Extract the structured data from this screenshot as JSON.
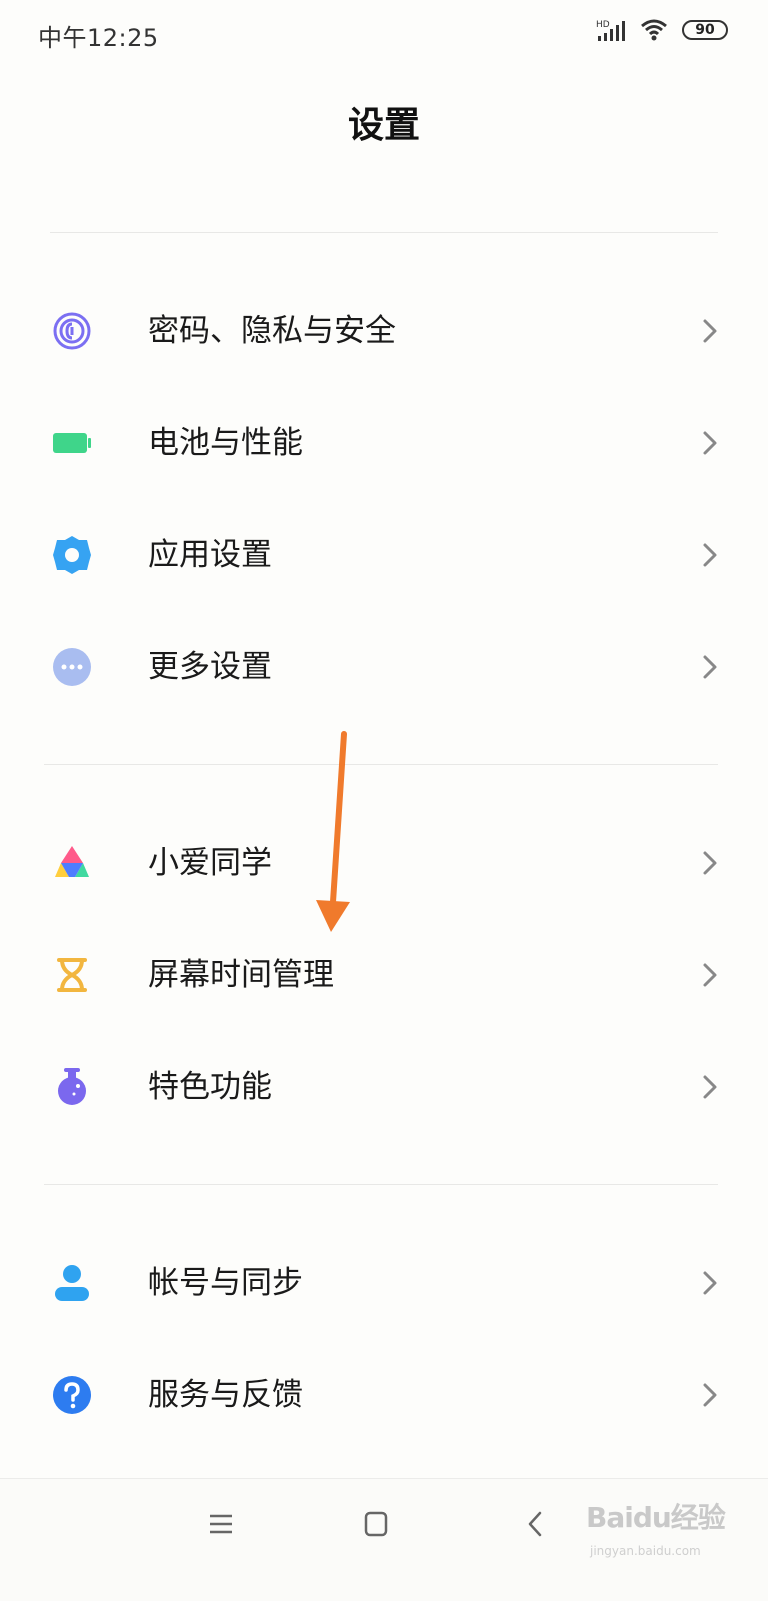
{
  "status": {
    "time": "中午12:25",
    "network": "HD",
    "battery": "90"
  },
  "page": {
    "title": "设置"
  },
  "items": [
    {
      "label": "密码、隐私与安全",
      "icon": "fingerprint-icon"
    },
    {
      "label": "电池与性能",
      "icon": "battery-icon"
    },
    {
      "label": "应用设置",
      "icon": "gear-icon"
    },
    {
      "label": "更多设置",
      "icon": "more-icon"
    },
    {
      "label": "小爱同学",
      "icon": "xiaoai-icon"
    },
    {
      "label": "屏幕时间管理",
      "icon": "hourglass-icon"
    },
    {
      "label": "特色功能",
      "icon": "flask-icon"
    },
    {
      "label": "帐号与同步",
      "icon": "account-icon"
    },
    {
      "label": "服务与反馈",
      "icon": "help-icon"
    }
  ],
  "navigation": {
    "menu": "menu-icon",
    "home": "home-icon",
    "back": "back-icon"
  },
  "watermark": {
    "brand": "Baidu经验",
    "site": "jingyan.baidu.com"
  },
  "colors": {
    "fingerprint": "#7b6ff2",
    "battery": "#3fd58a",
    "gear": "#36a3f2",
    "more": "#a9bdf0",
    "hourglass": "#f2b63f",
    "flask": "#7b68ee",
    "account": "#2fa3f0",
    "help": "#2d7cf0",
    "arrow": "#f07a2c"
  }
}
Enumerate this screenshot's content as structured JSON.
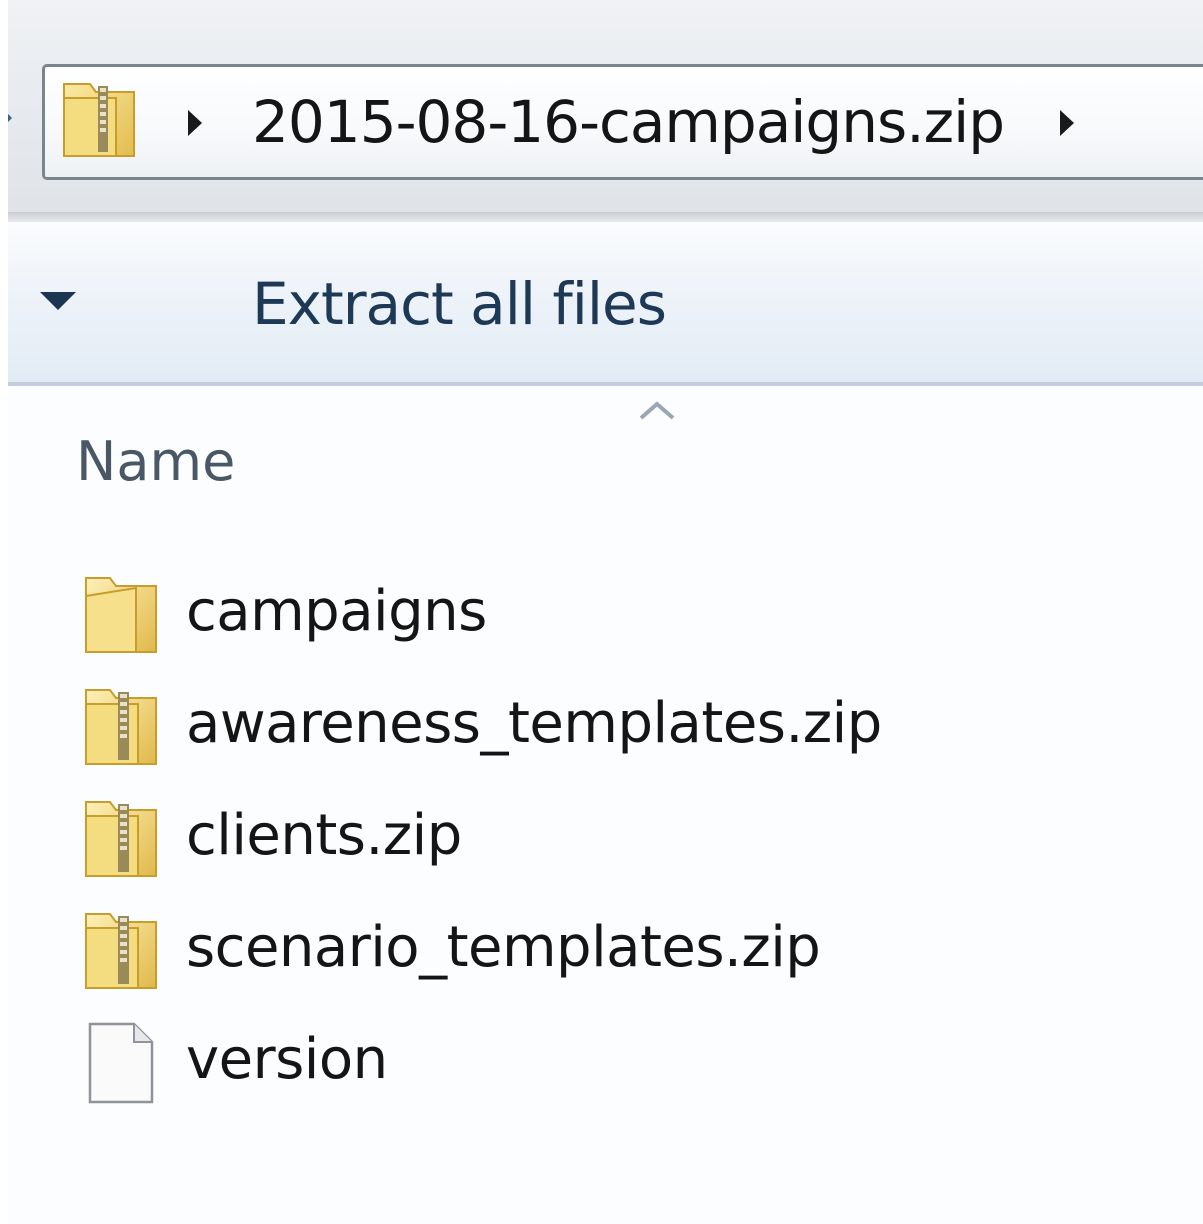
{
  "address_bar": {
    "path": "2015-08-16-campaigns.zip",
    "icon": "zip-folder-icon"
  },
  "toolbar": {
    "extract_label": "Extract all files",
    "organize_icon": "dropdown-arrow-icon"
  },
  "list_header": {
    "name_label": "Name",
    "sort_icon": "sort-ascending-icon"
  },
  "files": [
    {
      "name": "campaigns",
      "icon": "folder-icon"
    },
    {
      "name": "awareness_templates.zip",
      "icon": "zip-folder-icon"
    },
    {
      "name": "clients.zip",
      "icon": "zip-folder-icon"
    },
    {
      "name": "scenario_templates.zip",
      "icon": "zip-folder-icon"
    },
    {
      "name": "version",
      "icon": "file-icon"
    }
  ],
  "colors": {
    "folder": "#f1d46a",
    "folder_dark": "#d9b441",
    "toolbar_text": "#1e3955",
    "header_text": "#4a5766",
    "address_border": "#7b8590"
  }
}
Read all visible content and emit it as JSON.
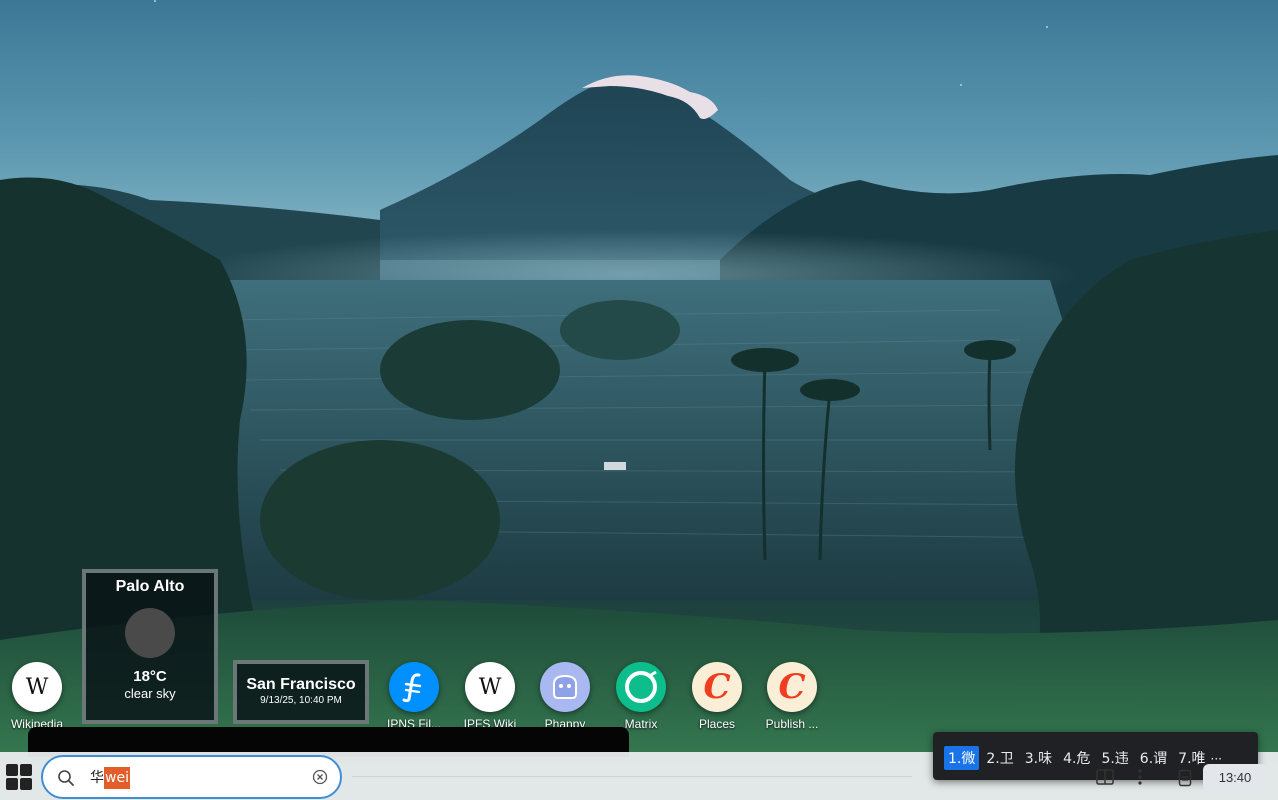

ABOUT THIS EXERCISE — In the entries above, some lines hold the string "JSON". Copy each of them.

RESPONSE AREA —
Extract the structured data from this screenshot as JSON.
Enumerate this screenshot's content as structured JSON.
Read all visible content and emit it as JSON.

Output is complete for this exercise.